Greensburg Daily News, Greensburg, IN

August 29, 2012

Smith: Alexander spreading goodwill abroad

Pat Smith
Greensburg Daily News

Greensburg — Many of you know Kami Alexander who was recently home from Kyoto, Japan and enjoying her summer break with her parents David and Kathy Alexander. Kami is a 2001 graduate of South Decatur High School and was a Key Club district officer (a high school version of the Kiwanis Club), active in journalism, a cheerleader and ran track and field.

She did that while working a part-time job and maintaining a good grade point average. It wasn't a surprise that she was the Frank Braden scholarship recipient to DePauw University.

When Kami was interviewed for the scholarship, she remembers talking with Paul Stewart and telling him that she wanted to be a missionary or a political journalist.
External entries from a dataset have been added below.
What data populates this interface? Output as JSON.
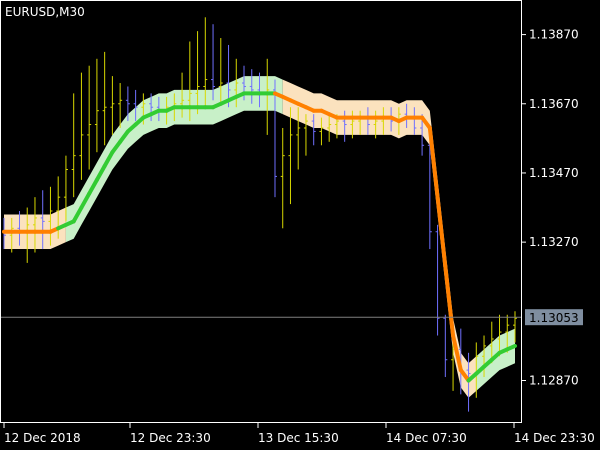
{
  "title": "EURUSD,M30",
  "colors": {
    "background": "#000000",
    "axis": "#ffffff",
    "price_line": "#7f7f7f",
    "price_badge": "#7f8ea0",
    "bar_up": "#d8d800",
    "bar_down": "#7070ff",
    "band_up_fill": "#c8f0c8",
    "band_down_fill": "#fbe2be",
    "line_up": "#33cc33",
    "line_down": "#ff8000"
  },
  "chart_data": {
    "type": "line",
    "title": "EURUSD,M30",
    "ylim": [
      1.1275,
      1.1397
    ],
    "y_ticks": [
      "1.13870",
      "1.13670",
      "1.13470",
      "1.13270",
      "1.12870"
    ],
    "y_tick_values": [
      1.1387,
      1.1367,
      1.1347,
      1.1327,
      1.1287
    ],
    "x_ticks": [
      "12 Dec 2018",
      "12 Dec 23:30",
      "13 Dec 15:30",
      "14 Dec 07:30",
      "14 Dec 23:30"
    ],
    "current_price": "1.13053",
    "current_price_value": 1.13053,
    "grid": false,
    "middle_line": [
      1.133,
      1.133,
      1.133,
      1.133,
      1.133,
      1.133,
      1.133,
      1.1331,
      1.1332,
      1.1333,
      1.1337,
      1.1341,
      1.1345,
      1.1349,
      1.1353,
      1.1356,
      1.1359,
      1.1361,
      1.1363,
      1.1364,
      1.1365,
      1.1365,
      1.1366,
      1.1366,
      1.1366,
      1.1366,
      1.1366,
      1.1366,
      1.1367,
      1.1368,
      1.1369,
      1.137,
      1.137,
      1.137,
      1.137,
      1.137,
      1.1369,
      1.1368,
      1.1367,
      1.1366,
      1.1365,
      1.1365,
      1.1364,
      1.1363,
      1.1363,
      1.1363,
      1.1363,
      1.1363,
      1.1363,
      1.1363,
      1.1363,
      1.1362,
      1.1363,
      1.1363,
      1.1363,
      1.136,
      1.134,
      1.132,
      1.13,
      1.129,
      1.1287,
      1.1289,
      1.1291,
      1.1293,
      1.1295,
      1.1296,
      1.1297
    ],
    "trend": [
      "down",
      "down",
      "down",
      "down",
      "down",
      "down",
      "down",
      "down",
      "up",
      "up",
      "up",
      "up",
      "up",
      "up",
      "up",
      "up",
      "up",
      "up",
      "up",
      "up",
      "up",
      "up",
      "up",
      "up",
      "up",
      "up",
      "up",
      "up",
      "up",
      "up",
      "up",
      "up",
      "up",
      "up",
      "up",
      "up",
      "down",
      "down",
      "down",
      "down",
      "down",
      "down",
      "down",
      "down",
      "down",
      "down",
      "down",
      "down",
      "down",
      "down",
      "down",
      "down",
      "down",
      "down",
      "down",
      "down",
      "down",
      "down",
      "down",
      "down",
      "down",
      "up",
      "up",
      "up",
      "up",
      "up",
      "up"
    ],
    "band_width": 0.0005,
    "ohlc": [
      [
        1.133,
        1.1334,
        1.1325,
        1.1329
      ],
      [
        1.1329,
        1.1334,
        1.1324,
        1.1331
      ],
      [
        1.1331,
        1.1336,
        1.1326,
        1.133
      ],
      [
        1.133,
        1.1337,
        1.1321,
        1.1332
      ],
      [
        1.1332,
        1.134,
        1.1324,
        1.1334
      ],
      [
        1.1334,
        1.1342,
        1.1325,
        1.1333
      ],
      [
        1.1333,
        1.1343,
        1.1326,
        1.1336
      ],
      [
        1.1336,
        1.1346,
        1.1328,
        1.134
      ],
      [
        1.134,
        1.1352,
        1.1333,
        1.1348
      ],
      [
        1.1348,
        1.137,
        1.134,
        1.1352
      ],
      [
        1.1352,
        1.1376,
        1.1345,
        1.1358
      ],
      [
        1.1358,
        1.1378,
        1.1348,
        1.1361
      ],
      [
        1.1361,
        1.138,
        1.1353,
        1.1365
      ],
      [
        1.1365,
        1.1382,
        1.1355,
        1.1366
      ],
      [
        1.1366,
        1.1375,
        1.1358,
        1.1367
      ],
      [
        1.1367,
        1.1373,
        1.136,
        1.1368
      ],
      [
        1.1368,
        1.1372,
        1.1362,
        1.1367
      ],
      [
        1.1367,
        1.1371,
        1.1362,
        1.1366
      ],
      [
        1.1366,
        1.137,
        1.1361,
        1.1367
      ],
      [
        1.1367,
        1.137,
        1.1362,
        1.1366
      ],
      [
        1.1366,
        1.1369,
        1.1362,
        1.1365
      ],
      [
        1.1365,
        1.1369,
        1.1361,
        1.1366
      ],
      [
        1.1366,
        1.137,
        1.1362,
        1.1367
      ],
      [
        1.1367,
        1.1376,
        1.1363,
        1.1368
      ],
      [
        1.1368,
        1.1385,
        1.1362,
        1.137
      ],
      [
        1.137,
        1.1388,
        1.1364,
        1.1372
      ],
      [
        1.1372,
        1.1392,
        1.1366,
        1.1374
      ],
      [
        1.1374,
        1.139,
        1.1368,
        1.1372
      ],
      [
        1.1372,
        1.1386,
        1.1367,
        1.1373
      ],
      [
        1.1373,
        1.1384,
        1.1366,
        1.1371
      ],
      [
        1.1371,
        1.138,
        1.1366,
        1.1373
      ],
      [
        1.1373,
        1.1378,
        1.1368,
        1.1372
      ],
      [
        1.1372,
        1.1377,
        1.1367,
        1.1371
      ],
      [
        1.1371,
        1.1376,
        1.1366,
        1.137
      ],
      [
        1.137,
        1.138,
        1.1358,
        1.1371
      ],
      [
        1.1371,
        1.1374,
        1.134,
        1.1346
      ],
      [
        1.1346,
        1.136,
        1.1331,
        1.1352
      ],
      [
        1.1352,
        1.1366,
        1.1338,
        1.1358
      ],
      [
        1.1358,
        1.1366,
        1.1348,
        1.136
      ],
      [
        1.136,
        1.1364,
        1.1352,
        1.1362
      ],
      [
        1.1362,
        1.1364,
        1.1355,
        1.1359
      ],
      [
        1.1359,
        1.1363,
        1.1355,
        1.136
      ],
      [
        1.136,
        1.1364,
        1.1356,
        1.1361
      ],
      [
        1.1361,
        1.1364,
        1.1357,
        1.1362
      ],
      [
        1.1362,
        1.1365,
        1.1356,
        1.1361
      ],
      [
        1.1361,
        1.1365,
        1.1357,
        1.1362
      ],
      [
        1.1362,
        1.1365,
        1.1358,
        1.1363
      ],
      [
        1.1363,
        1.1366,
        1.1358,
        1.1361
      ],
      [
        1.1361,
        1.1365,
        1.1357,
        1.1362
      ],
      [
        1.1362,
        1.1366,
        1.1358,
        1.1363
      ],
      [
        1.1363,
        1.1366,
        1.1359,
        1.1362
      ],
      [
        1.1362,
        1.1366,
        1.1358,
        1.1364
      ],
      [
        1.1364,
        1.1367,
        1.136,
        1.1363
      ],
      [
        1.1363,
        1.1366,
        1.1358,
        1.136
      ],
      [
        1.136,
        1.1364,
        1.1352,
        1.1355
      ],
      [
        1.1355,
        1.1356,
        1.1325,
        1.133
      ],
      [
        1.133,
        1.1332,
        1.13,
        1.1305
      ],
      [
        1.1305,
        1.1306,
        1.1288,
        1.1293
      ],
      [
        1.1293,
        1.13,
        1.1284,
        1.1296
      ],
      [
        1.1296,
        1.1302,
        1.1283,
        1.129
      ],
      [
        1.129,
        1.1295,
        1.1278,
        1.1289
      ],
      [
        1.1289,
        1.1298,
        1.1282,
        1.1294
      ],
      [
        1.1294,
        1.13,
        1.1288,
        1.1297
      ],
      [
        1.1297,
        1.1304,
        1.1292,
        1.1299
      ],
      [
        1.1299,
        1.1306,
        1.1294,
        1.1301
      ],
      [
        1.1301,
        1.1306,
        1.1295,
        1.1303
      ],
      [
        1.1303,
        1.1307,
        1.1298,
        1.1305
      ]
    ]
  }
}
She continues to be grateful that she received that scholarship.

Decatur County's Frank Braden retired as general personnel manager of Illinois Bell Telephone Co. in 1967, returned to Decatur County and became executive director of the Chamber of Commerce. He donated a $1.2 million trust fund to DePauw.

Kami graduated from DePauw with a double major in sociology and anthropology and a minor in Asian studies. She studied Japanese for three years in the Asian Studies program. ÒI've always loved learning about other cultures and DePauw has an excellent Asian Studies program.Ó

She got started with JET, a teaching exchange program, teaching English in junior high school. She did bible studies outside of her work. ÒFrom graduation my goal was to stay there permanently but my contract was only for three years. When I finished my three years I got an opportunity to work for Kyoto International University Academy (KIU Academy) doing ministry as a teacher."

KIU Academy has many bicultural children. Kami said, "We are a bilingual Christian school and teach both English and Japanese. Many students have parents from two different countries and because of that, the kids are sometimes bullied in public schools. Therefore, if the parents are from two countries the kids are more likely to go to this school where there is no issue with bullying because we take care of it immediately."

Students in Japan go three years in middle school and are then able to go to work or go to high school if they pass the exam. ÒMost parents push their kids to go to a good high school, because a good high school leads to a good university, which leads to a good career,Ó said Kami. This requires passing difficult entrance exams, so the parents push kids to study long hours and go to cram schools. Parents who push their kids a bit beyond the norm are called Ômonster parents.'

In Japan less fewer than 1 percent of people are Christian and that 1 percent includes Protestants and Catholics.

Kami said the suicide rate is rather high. ÒWe don't know all of the reasons, be it cultural or from religious or historical roots, but I believe that without a Christian influence someone is more likely to commit suicide.Ó

ÒI really want to just give people hope and let people know of God's love for them. With that they are less likely to doubt their self worth,Ó said Kami.

Involved as a non-supported missionary she said, ÒThere are plusses and minuses for a non-supported and a supported missionary. If you are a supported missionary you are sometimes in a box. You cannot always choose what type of ministry you want to do. I have the freedom to do many kinds of ministry by working and earning a salary instead of raising support from churches."

Readers will remember March 11, 2011 when the largest recorded earthquake in Japan's history struck the sea bed off the east coast of Miyagi.

That triggered a horrific tsunami which engulfed eastern Japan, and started the nuclear power plant crisis in Fukushima.

Kami volunteered to work in the area three times, traveling many miles each time to give aid. Although we don't hear much about it now, residents there still live with the after-effects.

Raised a Methodist, Kami attended Letts Methodist Church but now attends a non-denominational church in Osaka, Japan. ÒThe Letts Methodist Church gave me a good foundation,Ó she said. ÒI remember that at age eight I knew what it meant to be baptized and that I wanted to be baptized. When I got in high school I made a deeper commitment.

In her off time Kami enjoys hiking and Taiko drumming. The drum is sometimes called the Òfat drumÓ because of its size and the large sound. It has been used for centuries in Japanese culture and once it was said that the farthest point that the drum could be heard was the edge of the village.